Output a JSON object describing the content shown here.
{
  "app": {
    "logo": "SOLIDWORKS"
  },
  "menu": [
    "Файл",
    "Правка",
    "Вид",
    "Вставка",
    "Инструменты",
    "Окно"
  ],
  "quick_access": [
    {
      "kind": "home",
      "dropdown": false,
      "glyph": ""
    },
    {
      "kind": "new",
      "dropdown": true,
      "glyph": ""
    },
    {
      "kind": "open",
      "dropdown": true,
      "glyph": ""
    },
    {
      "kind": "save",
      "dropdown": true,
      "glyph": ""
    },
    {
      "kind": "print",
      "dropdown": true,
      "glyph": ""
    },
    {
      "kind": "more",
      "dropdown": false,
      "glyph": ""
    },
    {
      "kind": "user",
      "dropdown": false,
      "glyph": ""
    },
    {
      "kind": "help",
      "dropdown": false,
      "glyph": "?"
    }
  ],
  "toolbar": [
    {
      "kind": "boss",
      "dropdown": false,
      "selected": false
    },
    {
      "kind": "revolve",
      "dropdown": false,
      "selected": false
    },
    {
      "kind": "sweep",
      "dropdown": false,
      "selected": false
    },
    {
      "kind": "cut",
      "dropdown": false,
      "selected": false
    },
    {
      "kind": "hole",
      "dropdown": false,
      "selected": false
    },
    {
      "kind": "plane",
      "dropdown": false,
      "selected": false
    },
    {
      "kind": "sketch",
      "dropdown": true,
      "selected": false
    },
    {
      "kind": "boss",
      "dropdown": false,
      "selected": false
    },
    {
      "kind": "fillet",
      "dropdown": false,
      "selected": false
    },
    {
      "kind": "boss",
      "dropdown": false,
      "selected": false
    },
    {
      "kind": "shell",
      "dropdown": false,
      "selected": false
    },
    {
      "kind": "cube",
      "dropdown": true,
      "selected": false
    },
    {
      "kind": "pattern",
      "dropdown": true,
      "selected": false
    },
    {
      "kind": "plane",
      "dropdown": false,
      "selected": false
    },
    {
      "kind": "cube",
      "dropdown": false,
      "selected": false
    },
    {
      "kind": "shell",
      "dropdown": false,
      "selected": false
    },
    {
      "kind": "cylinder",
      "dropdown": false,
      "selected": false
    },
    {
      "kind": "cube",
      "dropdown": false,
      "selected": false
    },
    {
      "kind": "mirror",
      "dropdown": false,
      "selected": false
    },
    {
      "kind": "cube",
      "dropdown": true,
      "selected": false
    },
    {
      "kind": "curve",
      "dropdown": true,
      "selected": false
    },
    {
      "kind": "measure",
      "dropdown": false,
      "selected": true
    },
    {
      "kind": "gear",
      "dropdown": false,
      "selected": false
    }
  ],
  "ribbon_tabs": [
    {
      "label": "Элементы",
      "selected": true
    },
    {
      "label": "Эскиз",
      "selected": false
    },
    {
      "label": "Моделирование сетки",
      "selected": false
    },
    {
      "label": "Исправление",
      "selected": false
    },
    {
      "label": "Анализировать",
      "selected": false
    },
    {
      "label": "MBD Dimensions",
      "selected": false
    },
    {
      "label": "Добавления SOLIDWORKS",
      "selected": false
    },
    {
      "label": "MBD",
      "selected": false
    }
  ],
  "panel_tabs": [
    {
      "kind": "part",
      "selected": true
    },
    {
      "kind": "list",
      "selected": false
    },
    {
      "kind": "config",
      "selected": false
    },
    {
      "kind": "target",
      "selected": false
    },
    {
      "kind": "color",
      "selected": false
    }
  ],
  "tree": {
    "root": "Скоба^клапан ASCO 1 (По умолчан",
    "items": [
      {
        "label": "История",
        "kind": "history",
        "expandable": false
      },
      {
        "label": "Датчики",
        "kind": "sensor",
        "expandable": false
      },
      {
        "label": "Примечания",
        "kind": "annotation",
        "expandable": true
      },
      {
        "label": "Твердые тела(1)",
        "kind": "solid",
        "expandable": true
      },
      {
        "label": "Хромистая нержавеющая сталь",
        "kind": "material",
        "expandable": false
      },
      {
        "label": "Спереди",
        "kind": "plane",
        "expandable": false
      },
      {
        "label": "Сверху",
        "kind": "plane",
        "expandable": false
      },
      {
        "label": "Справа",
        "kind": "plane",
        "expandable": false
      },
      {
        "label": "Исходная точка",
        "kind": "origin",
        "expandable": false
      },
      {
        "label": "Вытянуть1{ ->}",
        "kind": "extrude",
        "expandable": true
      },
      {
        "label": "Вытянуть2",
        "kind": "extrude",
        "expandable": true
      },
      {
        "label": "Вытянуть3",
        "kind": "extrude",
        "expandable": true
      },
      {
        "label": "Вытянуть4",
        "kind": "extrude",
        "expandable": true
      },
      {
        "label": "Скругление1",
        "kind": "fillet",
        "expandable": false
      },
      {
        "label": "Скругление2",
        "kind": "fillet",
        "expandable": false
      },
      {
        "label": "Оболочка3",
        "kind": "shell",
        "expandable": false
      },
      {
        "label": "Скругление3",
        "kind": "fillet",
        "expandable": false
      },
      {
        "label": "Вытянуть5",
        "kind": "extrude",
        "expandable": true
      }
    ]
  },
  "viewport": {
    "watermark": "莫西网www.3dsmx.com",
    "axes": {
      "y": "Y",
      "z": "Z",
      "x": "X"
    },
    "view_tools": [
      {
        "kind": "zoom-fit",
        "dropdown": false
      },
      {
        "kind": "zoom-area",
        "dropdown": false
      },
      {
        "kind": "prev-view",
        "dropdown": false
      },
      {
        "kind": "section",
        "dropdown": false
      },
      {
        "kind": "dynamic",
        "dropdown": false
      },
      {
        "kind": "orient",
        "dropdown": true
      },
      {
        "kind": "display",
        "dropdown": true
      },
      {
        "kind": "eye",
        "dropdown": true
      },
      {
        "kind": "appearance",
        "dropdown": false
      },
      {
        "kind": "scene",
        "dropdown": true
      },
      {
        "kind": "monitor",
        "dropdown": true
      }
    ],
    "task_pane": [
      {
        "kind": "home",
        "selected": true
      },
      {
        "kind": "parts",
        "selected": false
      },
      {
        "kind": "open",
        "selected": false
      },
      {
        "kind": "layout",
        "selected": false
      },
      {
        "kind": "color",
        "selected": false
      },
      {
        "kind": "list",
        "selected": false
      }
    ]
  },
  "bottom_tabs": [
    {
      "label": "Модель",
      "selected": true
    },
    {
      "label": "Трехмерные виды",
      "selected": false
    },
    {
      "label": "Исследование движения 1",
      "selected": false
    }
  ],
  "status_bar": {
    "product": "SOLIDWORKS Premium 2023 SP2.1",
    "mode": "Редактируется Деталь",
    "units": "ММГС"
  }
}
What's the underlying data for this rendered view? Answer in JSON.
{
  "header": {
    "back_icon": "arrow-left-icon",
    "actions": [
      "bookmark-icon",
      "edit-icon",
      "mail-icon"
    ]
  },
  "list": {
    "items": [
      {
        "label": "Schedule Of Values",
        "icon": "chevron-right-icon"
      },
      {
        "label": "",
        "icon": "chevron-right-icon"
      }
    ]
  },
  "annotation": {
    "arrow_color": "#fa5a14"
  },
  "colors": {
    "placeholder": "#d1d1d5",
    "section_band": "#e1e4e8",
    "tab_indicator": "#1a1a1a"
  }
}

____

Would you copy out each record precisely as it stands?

Output a JSON object describing the content shown here.
{
  "app": {
    "logo": "SOLIDWORKS"
  },
  "menu": [
    "Файл",
    "Правка",
    "Вид",
    "Вставка",
    "Инструменты",
    "Окно"
  ],
  "quick_access": [
    {
      "kind": "home",
      "dropdown": false,
      "glyph": ""
    },
    {
      "kind": "new",
      "dropdown": true,
      "glyph": ""
    },
    {
      "kind": "open",
      "dropdown": true,
      "glyph": ""
    },
    {
      "kind": "save",
      "dropdown": true,
      "glyph": ""
    },
    {
      "kind": "print",
      "dropdown": true,
      "glyph": ""
    },
    {
      "kind": "more",
      "dropdown": false,
      "glyph": ""
    },
    {
      "kind": "user",
      "dropdown": false,
      "glyph": ""
    },
    {
      "kind": "help",
      "dropdown": false,
      "glyph": "?"
    }
  ],
  "toolbar": [
    {
      "kind": "boss",
      "dropdown": false,
      "selected": false
    },
    {
      "kind": "revolve",
      "dropdown": false,
      "selected": false
    },
    {
      "kind": "sweep",
      "dropdown": false,
      "selected": false
    },
    {
      "kind": "cut",
      "dropdown": false,
      "selected": false
    },
    {
      "kind": "hole",
      "dropdown": false,
      "selected": false
    },
    {
      "kind": "plane",
      "dropdown": false,
      "selected": false
    },
    {
      "kind": "sketch",
      "dropdown": true,
      "selected": false
    },
    {
      "kind": "boss",
      "dropdown": false,
      "selected": false
    },
    {
      "kind": "fillet",
      "dropdown": false,
      "selected": false
    },
    {
      "kind": "boss",
      "dropdown": false,
      "selected": false
    },
    {
      "kind": "shell",
      "dropdown": false,
      "selected": false
    },
    {
      "kind": "cube",
      "dropdown": true,
      "selected": false
    },
    {
      "kind": "pattern",
      "dropdown": true,
      "selected": false
    },
    {
      "kind": "plane",
      "dropdown": false,
      "selected": false
    },
    {
      "kind": "cube",
      "dropdown": false,
      "selected": false
    },
    {
      "kind": "shell",
      "dropdown": false,
      "selected": false
    },
    {
      "kind": "cylinder",
      "dropdown": false,
      "selected": false
    },
    {
      "kind": "cube",
      "dropdown": false,
      "selected": false
    },
    {
      "kind": "mirror",
      "dropdown": false,
      "selected": false
    },
    {
      "kind": "cube",
      "dropdown": true,
      "selected": false
    },
    {
      "kind": "curve",
      "dropdown": true,
      "selected": false
    },
    {
      "kind": "measure",
      "dropdown": false,
      "selected": true
    },
    {
      "kind": "gear",
      "dropdown": false,
      "selected": false
    }
  ],
  "ribbon_tabs": [
    {
      "label": "Элементы",
      "selected": true
    },
    {
      "label": "Эскиз",
      "selected": false
    },
    {
      "label": "Моделирование сетки",
      "selected": false
    },
    {
      "label": "Исправление",
      "selected": false
    },
    {
      "label": "Анализировать",
      "selected": false
    },
    {
      "label": "MBD Dimensions",
      "selected": false
    },
    {
      "label": "Добавления SOLIDWORKS",
      "selected": false
    },
    {
      "label": "MBD",
      "selected": false
    }
  ],
  "panel_tabs": [
    {
      "kind": "part",
      "selected": true
    },
    {
      "kind": "list",
      "selected": false
    },
    {
      "kind": "config",
      "selected": false
    },
    {
      "kind": "target",
      "selected": false
    },
    {
      "kind": "color",
      "selected": false
    }
  ],
  "tree": {
    "root": "Скоба^клапан ASCO 1 (По умолчан",
    "items": [
      {
        "label": "История",
        "kind": "history",
        "expandable": false
      },
      {
        "label": "Датчики",
        "kind": "sensor",
        "expandable": false
      },
      {
        "label": "Примечания",
        "kind": "annotation",
        "expandable": true
      },
      {
        "label": "Твердые тела(1)",
        "kind": "solid",
        "expandable": true
      },
      {
        "label": "Хромистая нержавеющая сталь",
        "kind": "material",
        "expandable": false
      },
      {
        "label": "Спереди",
        "kind": "plane",
        "expandable": false
      },
      {
        "label": "Сверху",
        "kind": "plane",
        "expandable": false
      },
      {
        "label": "Справа",
        "kind": "plane",
        "expandable": false
      },
      {
        "label": "Исходная точка",
        "kind": "origin",
        "expandable": false
      },
      {
        "label": "Вытянуть1{ ->}",
        "kind": "extrude",
        "expandable": true
      },
      {
        "label": "Вытянуть2",
        "kind": "extrude",
        "expandable": true
      },
      {
        "label": "Вытянуть3",
        "kind": "extrude",
        "expandable": true
      },
      {
        "label": "Вытянуть4",
        "kind": "extrude",
        "expandable": true
      },
      {
        "label": "Скругление1",
        "kind": "fillet",
        "expandable": false
      },
      {
        "label": "Скругление2",
        "kind": "fillet",
        "expandable": false
      },
      {
        "label": "Оболочка3",
        "kind": "shell",
        "expandable": false
      },
      {
        "label": "Скругление3",
        "kind": "fillet",
        "expandable": false
      },
      {
        "label": "Вытянуть5",
        "kind": "extrude",
        "expandable": true
      }
    ]
  },
  "viewport": {
    "watermark": "莫西网www.3dsmx.com",
    "axes": {
      "y": "Y",
      "z": "Z",
      "x": "X"
    },
    "view_tools": [
      {
        "kind": "zoom-fit",
        "dropdown": false
      },
      {
        "kind": "zoom-area",
        "dropdown": false
      },
      {
        "kind": "prev-view",
        "dropdown": false
      },
      {
        "kind": "section",
        "dropdown": false
      },
      {
        "kind": "dynamic",
        "dropdown": false
      },
      {
        "kind": "orient",
        "dropdown": true
      },
      {
        "kind": "display",
        "dropdown": true
      },
      {
        "kind": "eye",
        "dropdown": true
      },
      {
        "kind": "appearance",
        "dropdown": false
      },
      {
        "kind": "scene",
        "dropdown": true
      },
      {
        "kind": "monitor",
        "dropdown": true
      }
    ],
    "task_pane": [
      {
        "kind": "home",
        "selected": true
      },
      {
        "kind": "parts",
        "selected": false
      },
      {
        "kind": "open",
        "selected": false
      },
      {
        "kind": "layout",
        "selected": false
      },
      {
        "kind": "color",
        "selected": false
      },
      {
        "kind": "list",
        "selected": false
      }
    ]
  },
  "bottom_tabs": [
    {
      "label": "Модель",
      "selected": true
    },
    {
      "label": "Трехмерные виды",
      "selected": false
    },
    {
      "label": "Исследование движения 1",
      "selected": false
    }
  ],
  "status_bar": {
    "product": "SOLIDWORKS Premium 2023 SP2.1",
    "mode": "Редактируется Деталь",
    "units": "ММГС"
  }
}
What's the underlying data for this rendered view? Answer in JSON.
{
  "header": {
    "back_icon": "arrow-left-icon",
    "actions": [
      "bookmark-icon",
      "edit-icon",
      "mail-icon"
    ]
  },
  "list": {
    "items": [
      {
        "label": "Schedule Of Values",
        "icon": "chevron-right-icon"
      },
      {
        "label": "",
        "icon": "chevron-right-icon"
      }
    ]
  },
  "annotation": {
    "arrow_color": "#fa5a14"
  },
  "colors": {
    "placeholder": "#d1d1d5",
    "section_band": "#e1e4e8",
    "tab_indicator": "#1a1a1a"
  }
}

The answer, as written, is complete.